Academic research also brought forth earlier iterations of cholesterol medication. Two researchers at The University of Texas Southwestern, Michael Brown and Joseph Goldstein, made discoveries in the 1970s about the way human cells remove cholesterol from the bloodstream using LDL receptors. They won the Nobel Prize for their work in the 1980s.

Beyond its contributions to cholesterol, The University of Texas System has been active in engaging the private sector with its academic work, particularly in Austin, TX, where it is building the Dell Medical School at its flagship campus. The system announced two initiatives in June intended to commercialize its work in life sciences.

The first, called the Texas Health Catalyst program, intends to connect the university’s academic researchers with entrepreneurs and investors in Central Texas and nationally. The second is a program called Clinical Trials XPress, which will coordinate clinical trials at UT institutions across the state, according to Patricia Hurn, UT System’s vice chancellor for research and innovation.

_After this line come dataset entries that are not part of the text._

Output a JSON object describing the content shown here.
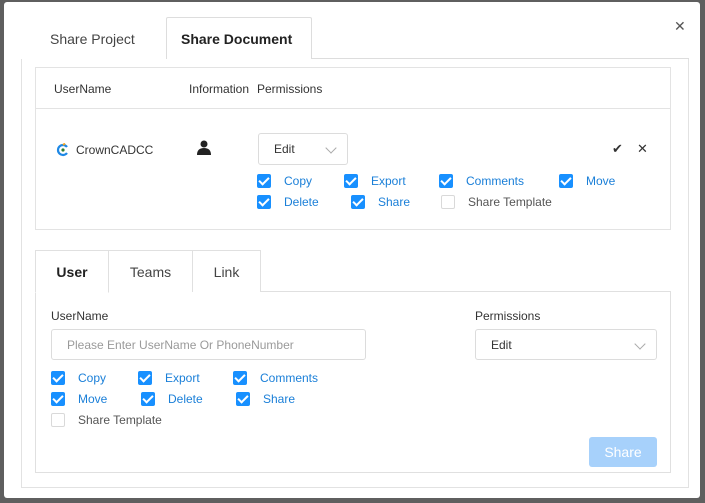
{
  "dialog": {
    "close_icon": "close-icon"
  },
  "top_tabs": [
    {
      "label": "Share Project",
      "active": false
    },
    {
      "label": "Share Document",
      "active": true
    }
  ],
  "members": {
    "headers": {
      "username": "UserName",
      "information": "Information",
      "permissions": "Permissions"
    },
    "row": {
      "username": "CrownCADCC",
      "permission": "Edit",
      "options": [
        {
          "label": "Copy",
          "checked": true
        },
        {
          "label": "Export",
          "checked": true
        },
        {
          "label": "Comments",
          "checked": true
        },
        {
          "label": "Move",
          "checked": true
        },
        {
          "label": "Delete",
          "checked": true
        },
        {
          "label": "Share",
          "checked": true
        },
        {
          "label": "Share Template",
          "checked": false
        }
      ]
    }
  },
  "bottom_tabs": [
    {
      "label": "User",
      "active": true
    },
    {
      "label": "Teams",
      "active": false
    },
    {
      "label": "Link",
      "active": false
    }
  ],
  "invite": {
    "username_label": "UserName",
    "username_placeholder": "Please Enter UserName Or PhoneNumber",
    "username_value": "",
    "permissions_label": "Permissions",
    "permission": "Edit",
    "options": [
      {
        "label": "Copy",
        "checked": true
      },
      {
        "label": "Export",
        "checked": true
      },
      {
        "label": "Comments",
        "checked": true
      },
      {
        "label": "Move",
        "checked": true
      },
      {
        "label": "Delete",
        "checked": true
      },
      {
        "label": "Share",
        "checked": true
      },
      {
        "label": "Share Template",
        "checked": false
      }
    ],
    "share_button": "Share"
  },
  "colors": {
    "accent": "#1890ff",
    "link": "#1a7fd8",
    "disabled_button": "#a7d1fb"
  }
}
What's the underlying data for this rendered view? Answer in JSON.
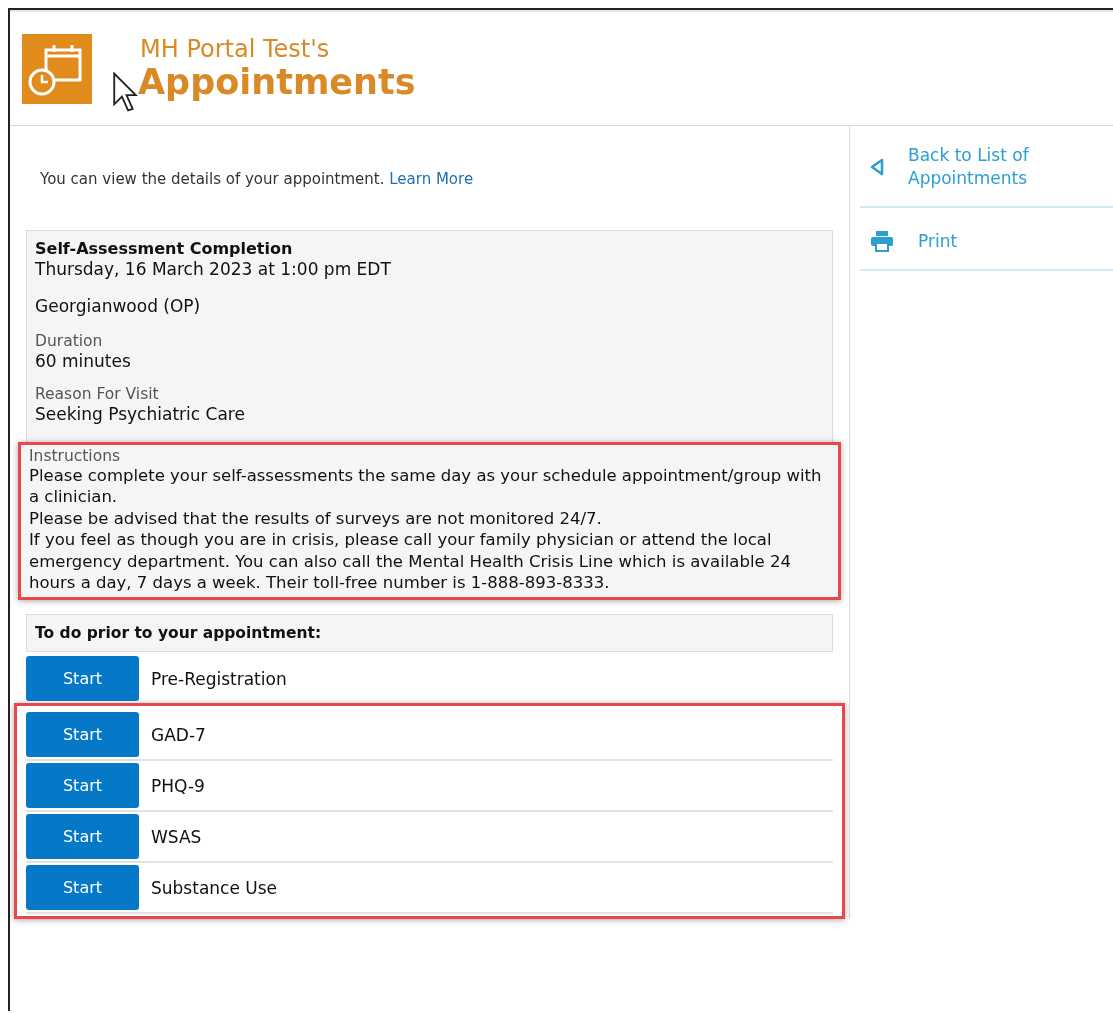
{
  "header": {
    "owner": "MH Portal Test's",
    "title": "Appointments"
  },
  "intro": {
    "text": "You can view the details of your appointment.",
    "link": "Learn More"
  },
  "appointment": {
    "title": "Self-Assessment Completion",
    "datetime": "Thursday, 16 March 2023 at 1:00 pm EDT",
    "location": "Georgianwood (OP)",
    "fields": [
      {
        "label": "Duration",
        "value": "60 minutes"
      },
      {
        "label": "Reason For Visit",
        "value": "Seeking Psychiatric Care"
      }
    ],
    "instructions": {
      "label": "Instructions",
      "highlighted": true,
      "paragraphs": [
        "Please complete your self-assessments the same day as your schedule appointment/group with a clinician.",
        "Please be advised that the results of surveys are not monitored 24/7.",
        "If you feel as though you are in crisis, please call your family physician or attend the local emergency department. You can also call the Mental Health Crisis Line which is available 24 hours a day, 7 days a week. Their toll-free number is 1-888-893-8333."
      ]
    }
  },
  "todo": {
    "heading": "To do prior to your appointment:",
    "tasks": [
      {
        "button": "Start",
        "name": "Pre-Registration",
        "highlighted": false
      },
      {
        "button": "Start",
        "name": "GAD-7",
        "highlighted": true
      },
      {
        "button": "Start",
        "name": "PHQ-9",
        "highlighted": true
      },
      {
        "button": "Start",
        "name": "WSAS",
        "highlighted": true
      },
      {
        "button": "Start",
        "name": "Substance Use",
        "highlighted": true
      }
    ]
  },
  "sidebar": {
    "items": [
      {
        "kind": "back",
        "label": "Back to List of Appointments"
      },
      {
        "kind": "print",
        "label": "Print"
      }
    ]
  }
}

That clinical trial program, which is to be set up in at Texas Medical Center in Houston, is one reason Sanofi was interested in UT System as a partner, Hurn says. But the drug maker was also intrigued by other UT System work, such as a database called Influuent that allows companies and governments to search the system’s 15,000 researchers according to their field, she says.

UT made a decision to pursue partnerships with the private sector as a way to diversify the funding for academic researchers beyond traditional grants, Hurn says.

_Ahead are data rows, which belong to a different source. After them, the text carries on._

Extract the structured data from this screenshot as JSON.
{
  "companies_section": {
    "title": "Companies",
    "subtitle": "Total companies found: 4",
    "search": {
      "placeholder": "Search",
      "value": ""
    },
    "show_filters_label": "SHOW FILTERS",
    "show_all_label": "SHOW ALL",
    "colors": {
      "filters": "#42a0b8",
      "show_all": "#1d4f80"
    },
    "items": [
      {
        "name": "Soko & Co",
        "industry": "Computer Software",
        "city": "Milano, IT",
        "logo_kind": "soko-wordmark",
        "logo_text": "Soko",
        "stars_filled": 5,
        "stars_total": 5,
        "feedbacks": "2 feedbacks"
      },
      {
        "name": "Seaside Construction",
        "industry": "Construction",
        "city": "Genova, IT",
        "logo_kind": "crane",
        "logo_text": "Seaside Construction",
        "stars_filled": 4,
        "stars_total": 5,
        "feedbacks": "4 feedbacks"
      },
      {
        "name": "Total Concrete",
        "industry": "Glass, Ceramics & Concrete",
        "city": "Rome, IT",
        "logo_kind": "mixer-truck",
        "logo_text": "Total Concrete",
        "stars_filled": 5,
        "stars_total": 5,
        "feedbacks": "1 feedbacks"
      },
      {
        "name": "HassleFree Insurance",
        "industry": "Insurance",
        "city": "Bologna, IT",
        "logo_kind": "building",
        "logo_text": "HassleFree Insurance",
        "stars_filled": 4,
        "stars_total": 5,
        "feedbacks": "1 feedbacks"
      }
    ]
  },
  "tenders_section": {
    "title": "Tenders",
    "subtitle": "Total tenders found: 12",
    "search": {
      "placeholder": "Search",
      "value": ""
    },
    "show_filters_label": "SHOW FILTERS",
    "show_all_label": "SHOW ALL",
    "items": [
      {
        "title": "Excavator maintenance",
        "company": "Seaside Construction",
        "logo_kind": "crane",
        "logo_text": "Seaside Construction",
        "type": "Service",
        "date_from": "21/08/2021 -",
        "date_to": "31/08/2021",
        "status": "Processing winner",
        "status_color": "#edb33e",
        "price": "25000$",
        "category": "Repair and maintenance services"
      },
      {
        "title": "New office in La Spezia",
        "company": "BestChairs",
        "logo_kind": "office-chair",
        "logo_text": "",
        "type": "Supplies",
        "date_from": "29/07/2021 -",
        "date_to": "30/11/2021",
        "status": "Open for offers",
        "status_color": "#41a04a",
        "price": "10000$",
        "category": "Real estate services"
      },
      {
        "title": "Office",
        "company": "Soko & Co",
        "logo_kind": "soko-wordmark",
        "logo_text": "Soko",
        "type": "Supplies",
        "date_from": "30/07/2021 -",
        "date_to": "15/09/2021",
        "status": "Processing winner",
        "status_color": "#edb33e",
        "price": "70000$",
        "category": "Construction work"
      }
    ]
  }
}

“We have been building programs, one after another, to make what we have very attractive to industry,” Hurn says.

As for what research UT System plans to submit for funding, Hurn says the system will know more on Friday when Sanofi delivers more details about the award process Researchers from the 15 UT institutions came to Austin today, however, to meet with Sanofi officials. In particular, Hurn invited researchers who study cardiovascular and metabolic diseases—indications that Sanofi is known to target.

Chew would not reveal whether any indications would receive favor over others. Because of advancements in science, one molecular target could potentially attack several diseases, Chew says.

Chew touted the altruistic value of Sanofi’s award program; still, the drug firm with 33.8 billion euros of sales in 2014 is a business. If any potentially valuable drug candidates come forward, Sanofi can help the researchers maximize the opportunity, he says.

“We’re going to follow the science, and if the science is there, the commercial value will follow,” he says.